Like Vukile Tshwete, Imiqhayi’s continued existence represents a contravention of most of the "norms and standards" regulations. But unlike Vukile Tshwete, no-one has formally communicated with the school or members of its SGB. Essentially, the school and its 182 pupils have been abandoned. Bakana fears the department might have tagged it for closure. But not even that plan, if it exists, has been communicated to the school.

In April 2018, Waco International subsidiary Abacus Space, which builds modular units, relieved some of the pressure when it donated two new classrooms to the school. Bakana and the pupils were thrilled that not everybody had abandoned them, but the principal says more classrooms are needed so the school can create additional streams and attract more pupils.

In 2004 then president Thabo Mbeki promised that pupils would no longer have to endure dangerous conditions at their schools. At the time there were 572 schools in the Eastern Cape that had been built with illegal materials. According to EE’s report, at the beginning of 2018 the province was still home to 471 of the 600 SA schools built with these materials. The situation persists, says EE, despite the government’s comprehensive commitments, the creation of complex systems and budget allocations.

An earlier EE report on the chronic inability to resolve the problems in the Eastern Cape attributes the situation to a complex combination of human resource deficits, political contestation and poor accountability. Essentially, it is a microcosm of all that is holding the entire country back, including the history of deliberate underdevelopment during apartheid.

Good intentions are laid waste by the complex overlay of two national departments — basic education and public works, which owns the school land — and their provincial equivalents. It doesn’t help that the chronically challenged construction sector is also required to play a central role.

EE’s latest report contains details and flow charts of just what, and who, is involved in a school-building project. It is mind-numbingly complex and provides some justification for the creation of the all-powerful "implementing agents".

These key players receive a hefty fee of between 4.5% and 10% of the cost of a school project to co-ordinate the process and fill any capacity gaps.

What it means

There is a chronic inability to resolve the problems with schools in the Eastern Cape

According to the National Treasury, their role includes the planning, management and roll-out of the design and delivery of school infrastructure; planning and management of procurement; liaising between the client, contractors, suppliers and consultants; and making necessary payments. Implementing agents are contractually bound, by their agreements with the state, to meet several key performance indicators.

Given their central role, it’s probably inevitable that EE regards these agents as key to the Eastern Cape failures. It is not alone. As far back as February 2013, members of parliament’s standing committee on appropriations questioned whether they were necessary.

More recently, Themba Kojana, head of the Eastern Cape education department, said: "If it were up to me, we wouldn’t have implementing agents.
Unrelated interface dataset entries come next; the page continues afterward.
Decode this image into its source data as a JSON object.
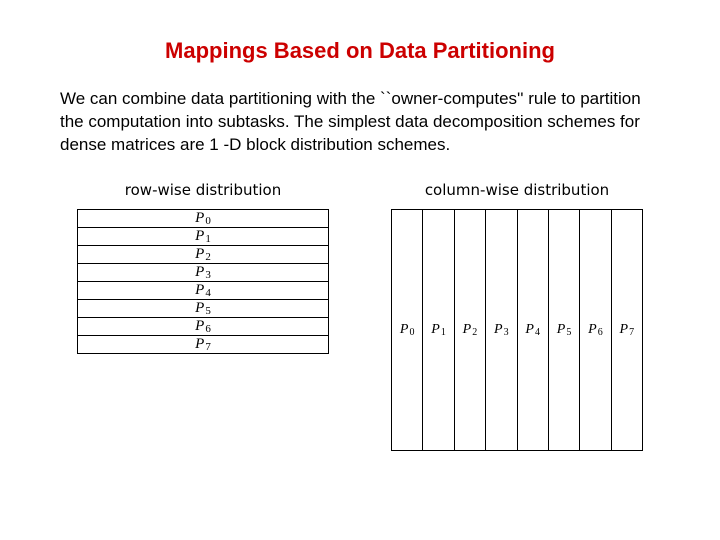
{
  "title": "Mappings Based on Data Partitioning",
  "body": "We can combine data partitioning with the ``owner-computes'' rule to partition the computation into subtasks. The simplest data decomposition schemes for dense matrices are 1 -D block distribution schemes.",
  "row_caption": "row-wise distribution",
  "col_caption": "column-wise distribution",
  "proc_symbol": "P",
  "procs": [
    "0",
    "1",
    "2",
    "3",
    "4",
    "5",
    "6",
    "7"
  ]
}
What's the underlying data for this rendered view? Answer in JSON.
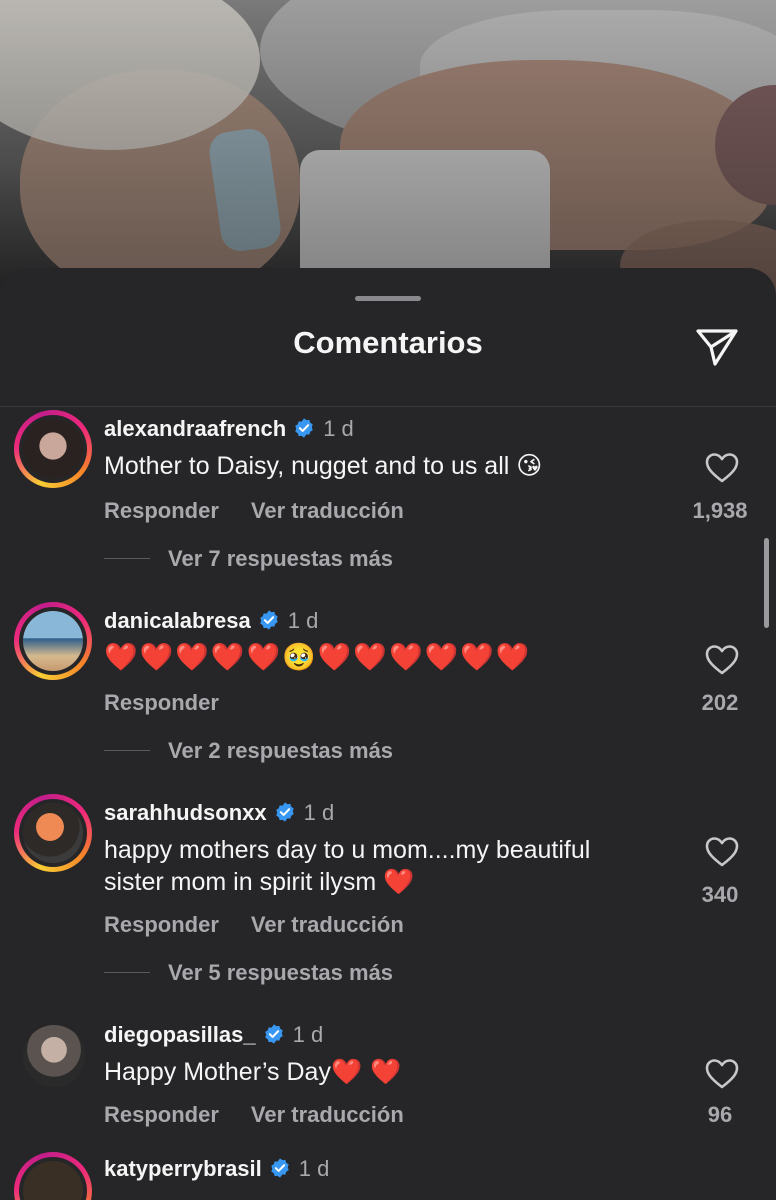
{
  "sheet": {
    "title": "Comentarios"
  },
  "comments": [
    {
      "username": "alexandraafrench",
      "time": "1 d",
      "text": "Mother to Daisy, nugget and to us all",
      "emoji": "😘",
      "reply_label": "Responder",
      "translate_label": "Ver traducción",
      "likes": "1,938",
      "replies_label": "Ver 7 respuestas más"
    },
    {
      "username": "danicalabresa",
      "time": "1 d",
      "text": "❤️❤️❤️❤️❤️🥹❤️❤️❤️❤️❤️❤️",
      "reply_label": "Responder",
      "likes": "202",
      "replies_label": "Ver 2 respuestas más"
    },
    {
      "username": "sarahhudsonxx",
      "time": "1 d",
      "text_line1": "happy mothers day to u mom....my beautiful",
      "text_line2": "sister mom in spirit ilysm",
      "emoji": "❤️",
      "reply_label": "Responder",
      "translate_label": "Ver traducción",
      "likes": "340",
      "replies_label": "Ver 5 respuestas más"
    },
    {
      "username": "diegopasillas_",
      "time": "1 d",
      "text": "Happy Mother’s Day",
      "emoji": "❤️ ❤️",
      "reply_label": "Responder",
      "translate_label": "Ver traducción",
      "likes": "96"
    },
    {
      "username": "katyperrybrasil",
      "time": "1 d"
    }
  ],
  "colors": {
    "sheet_bg": "#262628",
    "muted": "#a8a8ad",
    "verified": "#3897f0",
    "heart": "#ff2d3a"
  },
  "icons": {
    "share": "paper-plane-icon",
    "like": "heart-outline-icon",
    "verified": "verified-badge-icon"
  }
}
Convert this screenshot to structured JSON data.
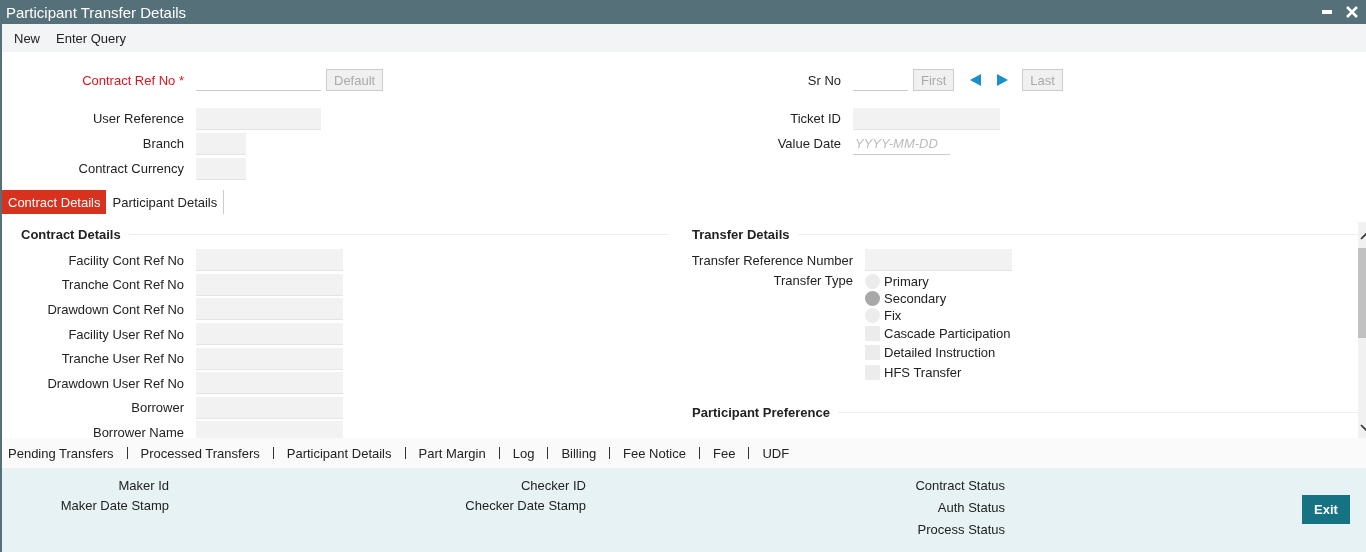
{
  "window": {
    "title": "Participant Transfer Details"
  },
  "toolbar": [
    {
      "label": "New"
    },
    {
      "label": "Enter Query"
    }
  ],
  "header": {
    "contract_ref": {
      "label": "Contract Ref No",
      "required_mark": "*",
      "button": {
        "label": "Default",
        "disabled": true
      }
    },
    "left_fields": [
      {
        "label": "User Reference"
      },
      {
        "label": "Branch"
      },
      {
        "label": "Contract Currency"
      }
    ],
    "sr_no": {
      "label": "Sr No",
      "first": {
        "label": "First",
        "disabled": true
      },
      "last": {
        "label": "Last",
        "disabled": true
      }
    },
    "ticket_id": {
      "label": "Ticket ID"
    },
    "value_date": {
      "label": "Value Date",
      "placeholder": "YYYY-MM-DD"
    }
  },
  "tabs": [
    {
      "label": "Contract Details",
      "selected": true
    },
    {
      "label": "Participant Details",
      "selected": false
    }
  ],
  "contract_details": {
    "title": "Contract Details",
    "fields": [
      "Facility Cont Ref No",
      "Tranche Cont Ref No",
      "Drawdown Cont Ref No",
      "Facility User Ref No",
      "Tranche User Ref No",
      "Drawdown User Ref No",
      "Borrower",
      "Borrower Name"
    ]
  },
  "transfer_details": {
    "title": "Transfer Details",
    "reference": {
      "label": "Transfer Reference Number"
    },
    "transfer_type": {
      "label": "Transfer Type",
      "options": [
        {
          "label": "Primary",
          "selected": false
        },
        {
          "label": "Secondary",
          "selected": true
        },
        {
          "label": "Fix",
          "selected": false
        }
      ]
    },
    "checkboxes": [
      {
        "label": "Cascade Participation",
        "checked": false
      },
      {
        "label": "Detailed Instruction",
        "checked": false
      },
      {
        "label": "HFS Transfer",
        "checked": false
      }
    ]
  },
  "participant_preference": {
    "title": "Participant Preference"
  },
  "footer_links": [
    "Pending Transfers",
    "Processed Transfers",
    "Participant Details",
    "Part Margin",
    "Log",
    "Billing",
    "Fee Notice",
    "Fee",
    "UDF"
  ],
  "audit": {
    "columns": [
      [
        "Maker Id",
        "Maker Date Stamp"
      ],
      [
        "Checker ID",
        "Checker Date Stamp"
      ],
      [
        "Contract Status",
        "Auth Status",
        "Process Status"
      ]
    ],
    "exit": "Exit"
  }
}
We would hire contractors directly."

As EE sees it, a lack of publicly available information has allowed ineptitude to thrive. Without information, civil society cannot compare the actual work of implementing agents against the key performance indicators. Detailed information of the progress of projects does exist in the grand-sounding "education facilities management system" database, but it is not publicly accessible.

EE says the information should be made available so those on the ground, particularly members of the affected SGBs, can track progress. This would also ensure communities are better informed. At present, even principals are kept in the dark.

Remarkably, given that it’s had 10 years of experience with the problem, EE is also optimistic about 2019’s prospects for Vukile Tshwete. Leanne Jansen-Thomas, head of communications at the NGO, says the organisation is encouraged by a number of recent developments, including Kojana’s recent endorsement of EE’s recommendations.

Inevitably, a new provincial minister as well as a president who is aware of the importance of education should also help.

So perhaps Ngcauzele is right to believe 2019 will be a year in which some promises will be kept.